You Live In A High-Risk Zone For Termite Activity
The communities in the Triangle and surrounding areas deal with unique pest pressures. To learn more about the pests most likely to invade your North Carolina home, our pest library is the perfect place to start. Learn what problems these pests cause, how to prevent them, and what to do if they get inside your house.
Here are some helpful pest control links, click to learn more!
National Pest Management Association
North Carolina Department of Agriculture – Structural Pest Control Division
North Carolina State University Extension Service
Ants can be dangerous. Any species of ant can contaminate food, but some pose even larger problems. For instance, fire ants like to place their nests in our yards uninvited and then bite and sting us if we walk too close to their nest. Their venom is strong enough to trigger allergic reactions in people.
Centipedes & Millipedes

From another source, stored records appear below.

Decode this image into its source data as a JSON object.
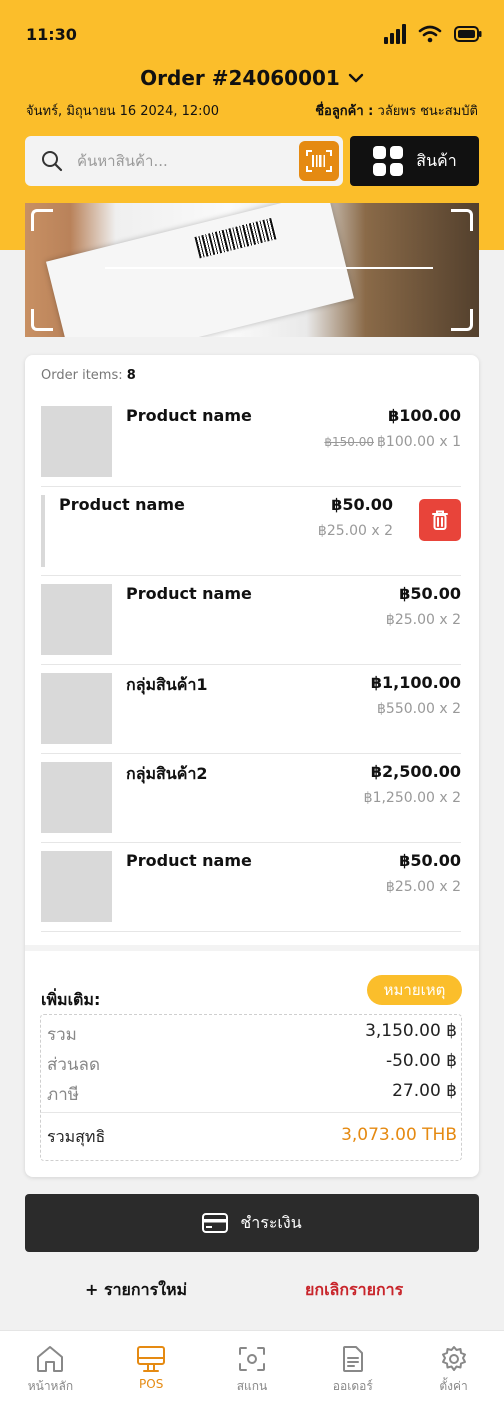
{
  "status": {
    "time": "11:30"
  },
  "header": {
    "order_title": "Order #24060001",
    "date": "จันทร์, มิถุนายน 16 2024, 12:00",
    "customer_label": "ชื่อลูกค้า :",
    "customer_name": "วลัยพร ชนะสมบัติ"
  },
  "search": {
    "placeholder": "ค้นหาสินค้า..."
  },
  "product_button": {
    "label": "สินค้า"
  },
  "order": {
    "items_label": "Order items:",
    "items_count": "8",
    "items": [
      {
        "name": "Product name",
        "price": "฿100.00",
        "original": "฿150.00",
        "unit": "฿100.00 x 1"
      },
      {
        "name": "Product name",
        "price": "฿50.00",
        "unit": "฿25.00 x 2"
      },
      {
        "name": "Product name",
        "price": "฿50.00",
        "unit": "฿25.00 x 2"
      },
      {
        "name": "กลุ่มสินค้า1",
        "price": "฿1,100.00",
        "unit": "฿550.00 x 2"
      },
      {
        "name": "กลุ่มสินค้า2",
        "price": "฿2,500.00",
        "unit": "฿1,250.00 x 2"
      },
      {
        "name": "Product name",
        "price": "฿50.00",
        "unit": "฿25.00 x 2"
      }
    ]
  },
  "extra": {
    "label": "เพิ่มเติม:",
    "note_button": "หมายเหตุ"
  },
  "summary": {
    "subtotal_label": "รวม",
    "subtotal": "3,150.00 ฿",
    "discount_label": "ส่วนลด",
    "discount": "-50.00 ฿",
    "tax_label": "ภาษี",
    "tax": "27.00 ฿",
    "total_label": "รวมสุทธิ",
    "total": "3,073.00 THB"
  },
  "actions": {
    "pay": "ชำระเงิน",
    "new_item": "+ รายการใหม่",
    "cancel": "ยกเลิกรายการ"
  },
  "nav": [
    {
      "label": "หน้าหลัก",
      "icon": "home-icon"
    },
    {
      "label": "POS",
      "icon": "pos-icon",
      "active": true
    },
    {
      "label": "สแกน",
      "icon": "scan-icon"
    },
    {
      "label": "ออเดอร์",
      "icon": "document-icon"
    },
    {
      "label": "ตั้งค่า",
      "icon": "settings-icon"
    }
  ],
  "colors": {
    "accent": "#fbbe2b",
    "orange": "#e58a12",
    "danger": "#e8443a",
    "cancel_text": "#c8252b",
    "dark": "#2b2b2b"
  }
}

Centipedes and millipedes are examples of pests that occasionally make their way into our homes and outbuildings. Though they are similar because of their many legs, their differences can help to tell these two species apart. The biggest difference is their body shape. While both have elongated bodies, the centipede’s body is flat while the millipede has a more cylindrical worm-like shape.
Cockroaches create significant health risks for people when they decide to invade homes. These pests travel through and feed on some less-than-sanitary things, picking up a variety of pathogens and parasites on their bodies and legs. After moving into your home, they will contaminate food and surfaces with disease-causing pathogens and excrement.
The warm, humid weather found in North Carolina allows fleas to thrive. It provides the perfect environment for their populations to explode. Fleas mainly live outside, but if they find their way into our homes, they are also able to breed and live successfully. A few fleas finding their way inside on your clothing, on the back of a pet, or in the fur of a rodent invader can lead to a large infestation.
Mice are nocturnal and are most active when we are sleeping. Usually, people only see mice in their homes if there is a large infestation. Their dark droppings are rice-like in size and shape, and finding them in your house is one of the first things that alert people to an infestation.
Both female and male mosquitoes use their elongated mouthpart (proboscis) to eat. Males feed only on plant nectar and females on both plant nectar and blood. In the right conditions, mosquitoes live and breed in large numbers and can make people avoid spending time in their backyards.
The biggest concern when it comes to silverfish is that their presence often indicates an underlying moisture problem around your house that you’ll need to address. Moisture problems not only attract silverfish but other moisture-loving pests that can cause even more problems for you and the structure of your home.
Spiders are shy, reclusive creatures and want to hide from us. They choose areas in homes that are quiet and dark and help them to remain hidden. Wolf spiders are large spiders, so they are easier to spot than smaller species. Their large size prevents them from being great climbers, so they move along walls and hide under furniture or in clutter in basements or closets.
Identified by a stinger extending from their hind end, stinging insects are pests that people have a “love-hate” relationship with. We love them because they help to pollinate plants and control populations of nuisance insects. But, we hate that they sometimes build their nests in less than ideal places, putting ourselves, kids, and pets in danger.
Several species of termites live across the United States. The most widespread species, and the species that we encounter the most in North Carolina, is the subterranean termite. As their name suggests, subterranean termites nest in the ground and enter into homes and other buildings mostly at ground level.